[Record excerpts]

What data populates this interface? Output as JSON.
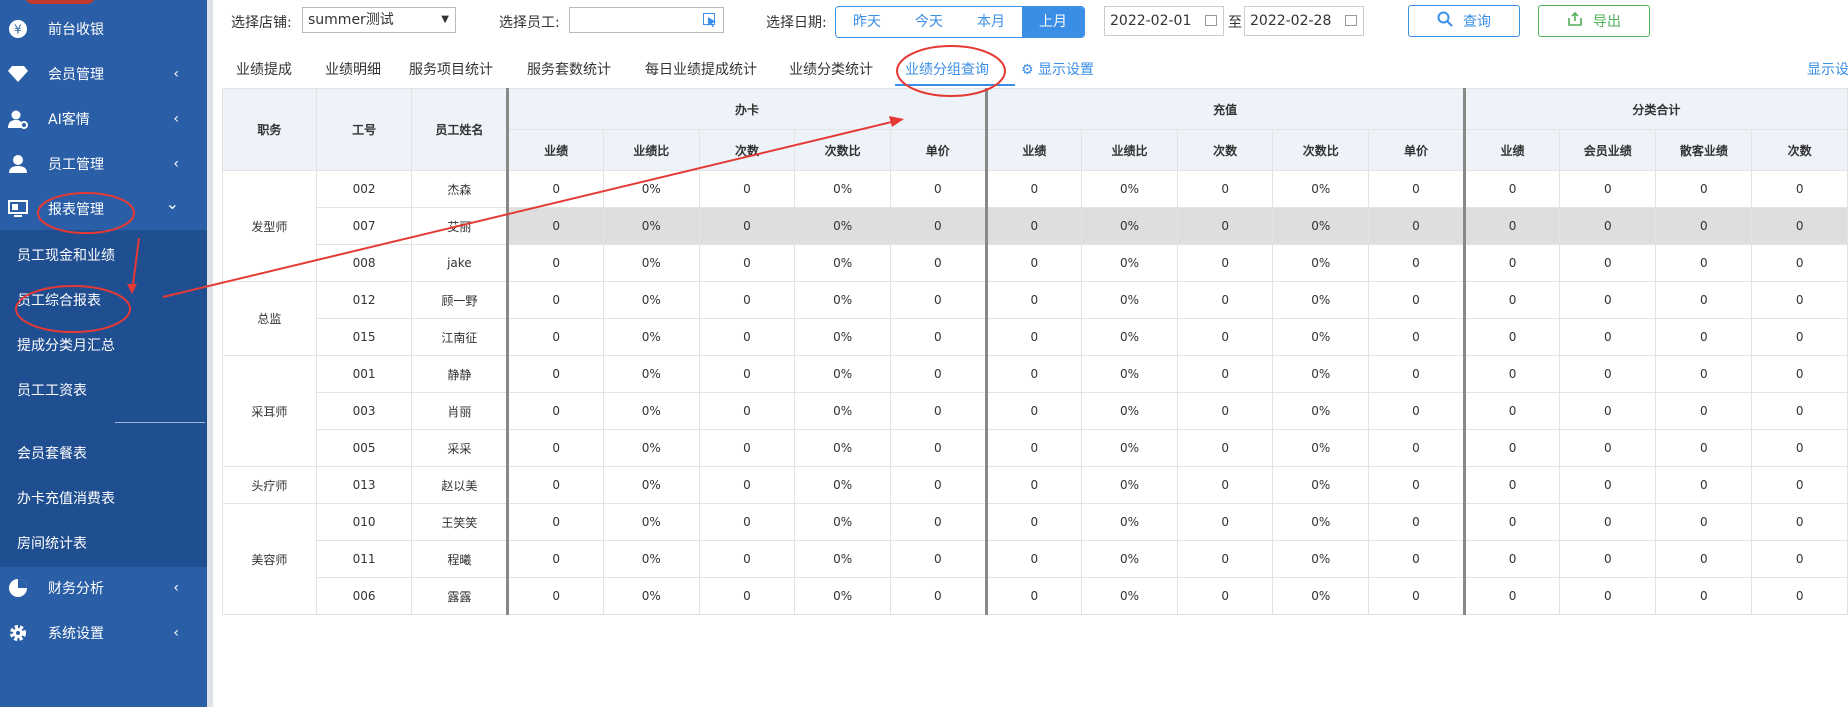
{
  "sidebar": {
    "items": [
      {
        "label": "前台收银",
        "icon": "yen-icon",
        "chevron": ""
      },
      {
        "label": "会员管理",
        "icon": "diamond-icon",
        "chevron": "‹"
      },
      {
        "label": "AI客情",
        "icon": "user-settings-icon",
        "chevron": "‹"
      },
      {
        "label": "员工管理",
        "icon": "user-icon",
        "chevron": "‹"
      },
      {
        "label": "报表管理",
        "icon": "monitor-icon",
        "chevron": "⌄"
      }
    ],
    "sub_items": [
      "员工现金和业绩",
      "员工综合报表",
      "提成分类月汇总",
      "员工工资表",
      "会员套餐表",
      "办卡充值消费表",
      "房间统计表"
    ],
    "bottom_items": [
      {
        "label": "财务分析",
        "icon": "pie-chart-icon",
        "chevron": "‹"
      },
      {
        "label": "系统设置",
        "icon": "gear-icon",
        "chevron": "‹"
      }
    ]
  },
  "filters": {
    "store_label": "选择店铺:",
    "store_value": "summer测试",
    "staff_label": "选择员工:",
    "staff_value": "",
    "date_label": "选择日期:",
    "date_buttons": [
      "昨天",
      "今天",
      "本月",
      "上月"
    ],
    "date_active": "上月",
    "date_from": "2022-02-01",
    "date_sep": "至",
    "date_to": "2022-02-28",
    "query_label": "查询",
    "export_label": "导出"
  },
  "tabs": [
    "业绩提成",
    "业绩明细",
    "服务项目统计",
    "服务套数统计",
    "每日业绩提成统计",
    "业绩分类统计",
    "业绩分组查询"
  ],
  "active_tab": "业绩分组查询",
  "display_settings": "显示设置",
  "display_settings_right": "显示设",
  "table": {
    "fixed_headers": [
      "职务",
      "工号",
      "员工姓名"
    ],
    "groups": [
      {
        "name": "办卡",
        "cols": [
          "业绩",
          "业绩比",
          "次数",
          "次数比",
          "单价"
        ]
      },
      {
        "name": "充值",
        "cols": [
          "业绩",
          "业绩比",
          "次数",
          "次数比",
          "单价"
        ]
      },
      {
        "name": "分类合计",
        "cols": [
          "业绩",
          "会员业绩",
          "散客业绩",
          "次数"
        ]
      }
    ],
    "positions": [
      {
        "name": "发型师",
        "staff": [
          {
            "id": "002",
            "name": "杰森"
          },
          {
            "id": "007",
            "name": "艾丽"
          },
          {
            "id": "008",
            "name": "jake"
          }
        ]
      },
      {
        "name": "总监",
        "staff": [
          {
            "id": "012",
            "name": "顾一野"
          },
          {
            "id": "015",
            "name": "江南征"
          }
        ]
      },
      {
        "name": "采耳师",
        "staff": [
          {
            "id": "001",
            "name": "静静"
          },
          {
            "id": "003",
            "name": "肖丽"
          },
          {
            "id": "005",
            "name": "采采"
          }
        ]
      },
      {
        "name": "头疗师",
        "staff": [
          {
            "id": "013",
            "name": "赵以美"
          }
        ]
      },
      {
        "name": "美容师",
        "staff": [
          {
            "id": "010",
            "name": "王笑笑"
          },
          {
            "id": "011",
            "name": "程曦"
          },
          {
            "id": "006",
            "name": "露露"
          }
        ]
      }
    ],
    "row_values": [
      "0",
      "0%",
      "0",
      "0%",
      "0",
      "0",
      "0%",
      "0",
      "0%",
      "0",
      "0",
      "0",
      "0",
      "0"
    ],
    "highlight_row_id": "007"
  },
  "colors": {
    "sidebar": "#2a5ea6",
    "accent": "#3a8ee6",
    "export": "#52b05a",
    "annotation": "#e53935"
  }
}
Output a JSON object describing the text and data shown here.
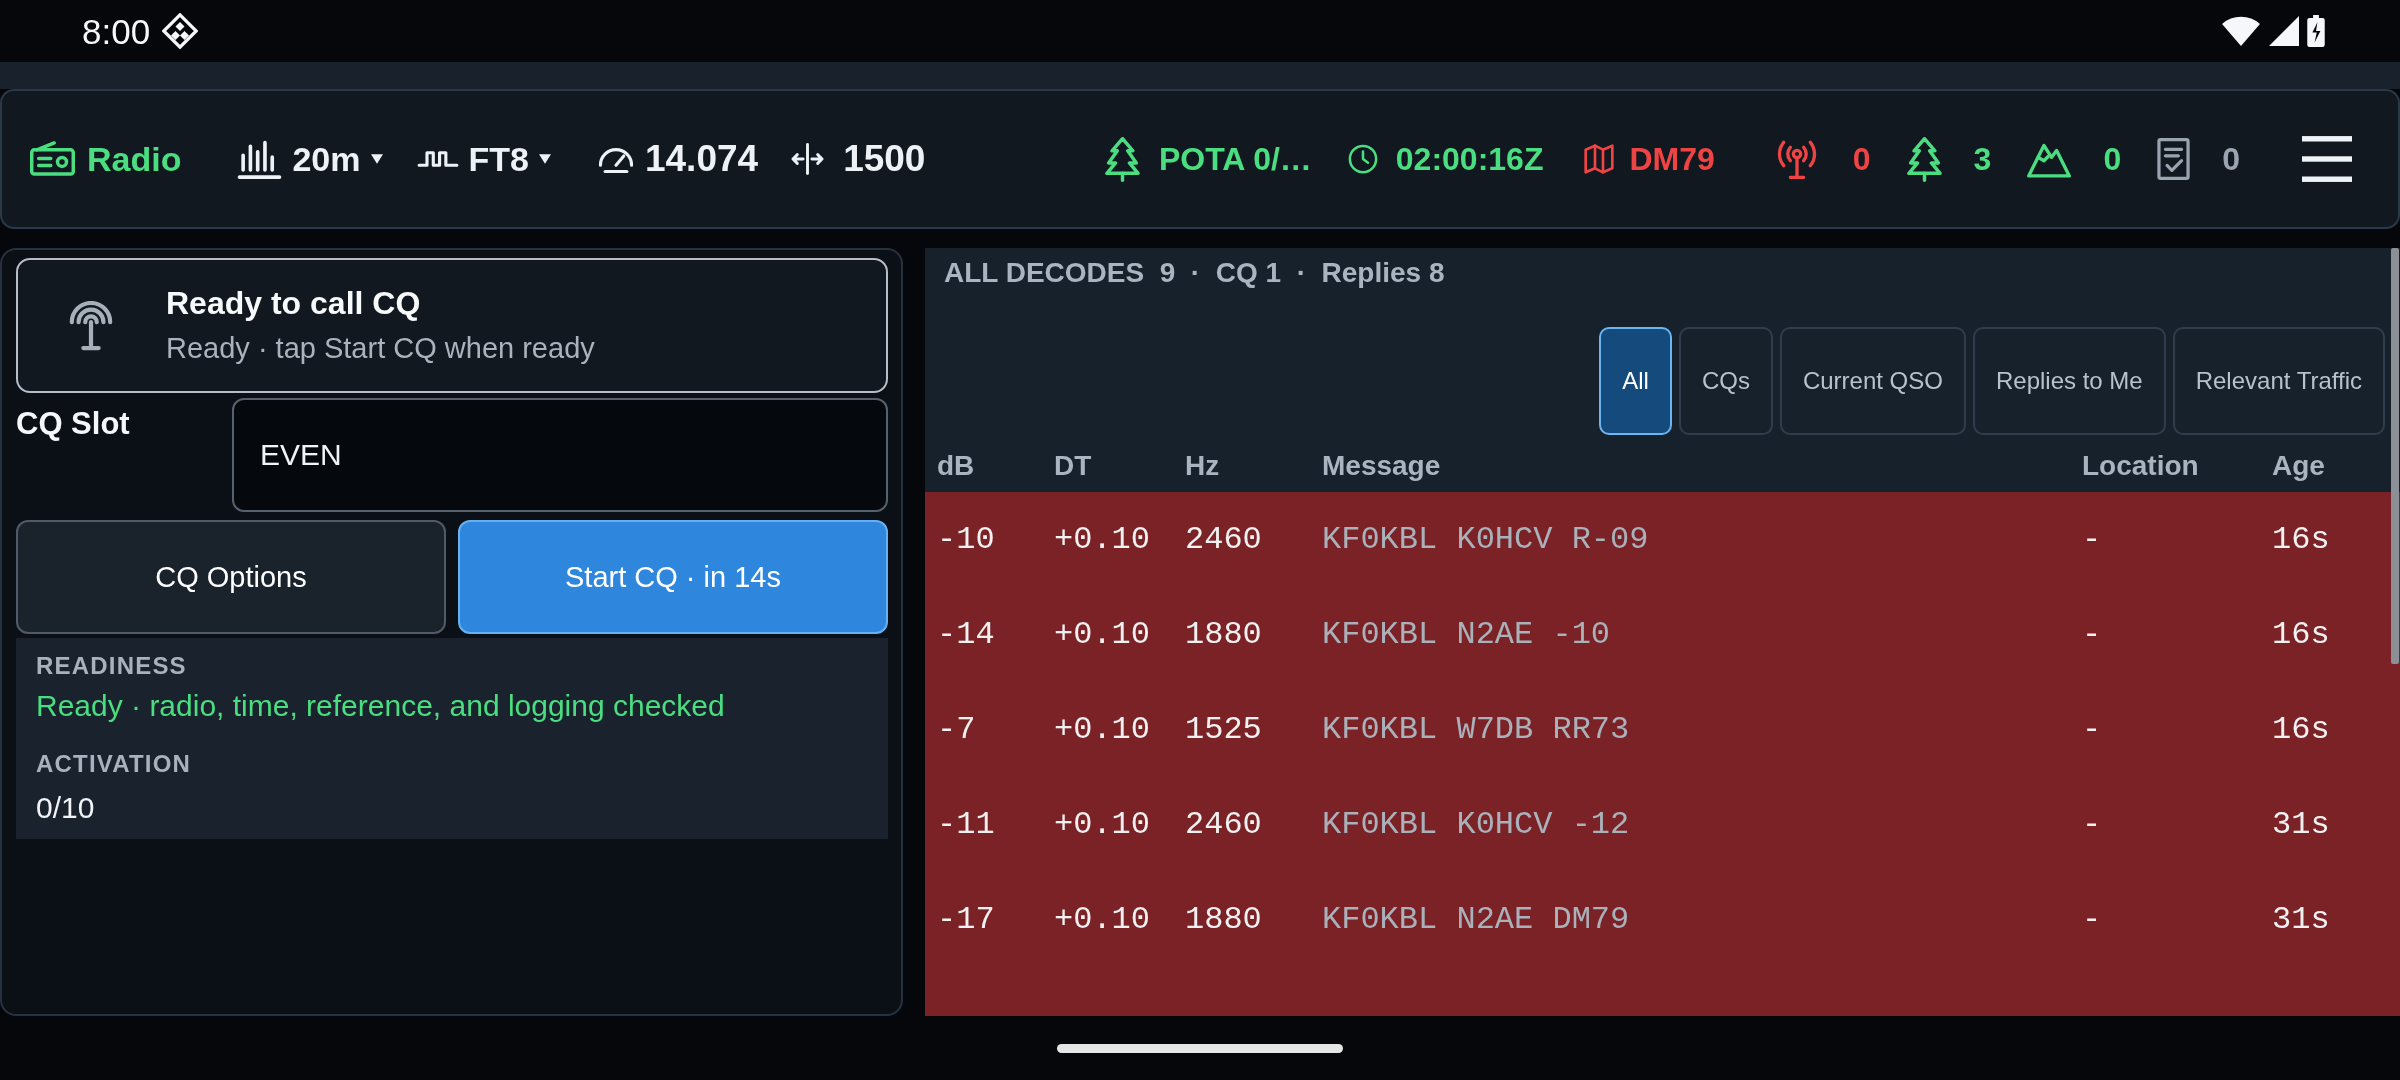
{
  "status_bar": {
    "time": "8:00"
  },
  "toolbar": {
    "controls": [
      {
        "kind": "radio",
        "label": "Radio",
        "color": "#4ade80",
        "dropdown": false
      },
      {
        "kind": "band",
        "label": "20m",
        "color": "#eef2f6",
        "dropdown": true
      },
      {
        "kind": "mode",
        "label": "FT8",
        "color": "#eef2f6",
        "dropdown": true
      },
      {
        "kind": "frequency",
        "label": "14.074",
        "color": "#eef2f6",
        "dropdown": false
      },
      {
        "kind": "offset",
        "label": "1500",
        "color": "#eef2f6",
        "dropdown": false
      }
    ],
    "indicators": [
      {
        "kind": "park",
        "label": "POTA 0/…",
        "color": "#4ade80"
      },
      {
        "kind": "clock",
        "label": "02:00:16Z",
        "color": "#4ade80"
      },
      {
        "kind": "grid",
        "label": "DM79",
        "color": "#ef4444"
      }
    ],
    "counters": [
      {
        "kind": "antenna",
        "count": "0",
        "color": "#ef4444"
      },
      {
        "kind": "park",
        "count": "3",
        "color": "#4ade80"
      },
      {
        "kind": "summit",
        "count": "0",
        "color": "#4ade80"
      },
      {
        "kind": "log",
        "count": "0",
        "color": "#9aa4b0"
      }
    ]
  },
  "cq_status": {
    "title": "Ready to call CQ",
    "subtitle": "Ready · tap Start CQ when ready"
  },
  "cq_slot": {
    "label": "CQ Slot",
    "value": "EVEN"
  },
  "actions": [
    {
      "label": "CQ Options",
      "primary": false
    },
    {
      "label": "Start CQ · in 14s",
      "primary": true
    }
  ],
  "readiness": {
    "heading": "READINESS",
    "status": "Ready · radio, time, reference, and logging checked",
    "ok": true
  },
  "activation": {
    "heading": "ACTIVATION",
    "value": "0/10"
  },
  "decodes": {
    "summary": "ALL DECODES  9  ·  CQ 1  ·  Replies 8",
    "filters": [
      {
        "label": "All",
        "selected": true
      },
      {
        "label": "CQs",
        "selected": false
      },
      {
        "label": "Current QSO",
        "selected": false
      },
      {
        "label": "Replies to Me",
        "selected": false
      },
      {
        "label": "Relevant Traffic",
        "selected": false
      }
    ],
    "table": {
      "columns": [
        "dB",
        "DT",
        "Hz",
        "Message",
        "Location",
        "Age"
      ],
      "rows": [
        {
          "cells": [
            "-10",
            "+0.10",
            "2460",
            "KF0KBL K0HCV R-09",
            "-",
            "16s"
          ],
          "highlighted": true
        },
        {
          "cells": [
            "-14",
            "+0.10",
            "1880",
            "KF0KBL N2AE -10",
            "-",
            "16s"
          ],
          "highlighted": true
        },
        {
          "cells": [
            "-7",
            "+0.10",
            "1525",
            "KF0KBL W7DB RR73",
            "-",
            "16s"
          ],
          "highlighted": true
        },
        {
          "cells": [
            "-11",
            "+0.10",
            "2460",
            "KF0KBL K0HCV -12",
            "-",
            "31s"
          ],
          "highlighted": true
        },
        {
          "cells": [
            "-17",
            "+0.10",
            "1880",
            "KF0KBL N2AE DM79",
            "-",
            "31s"
          ],
          "highlighted": true
        }
      ]
    }
  }
}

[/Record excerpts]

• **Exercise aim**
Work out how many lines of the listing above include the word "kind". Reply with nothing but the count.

• **Exercise solution**
12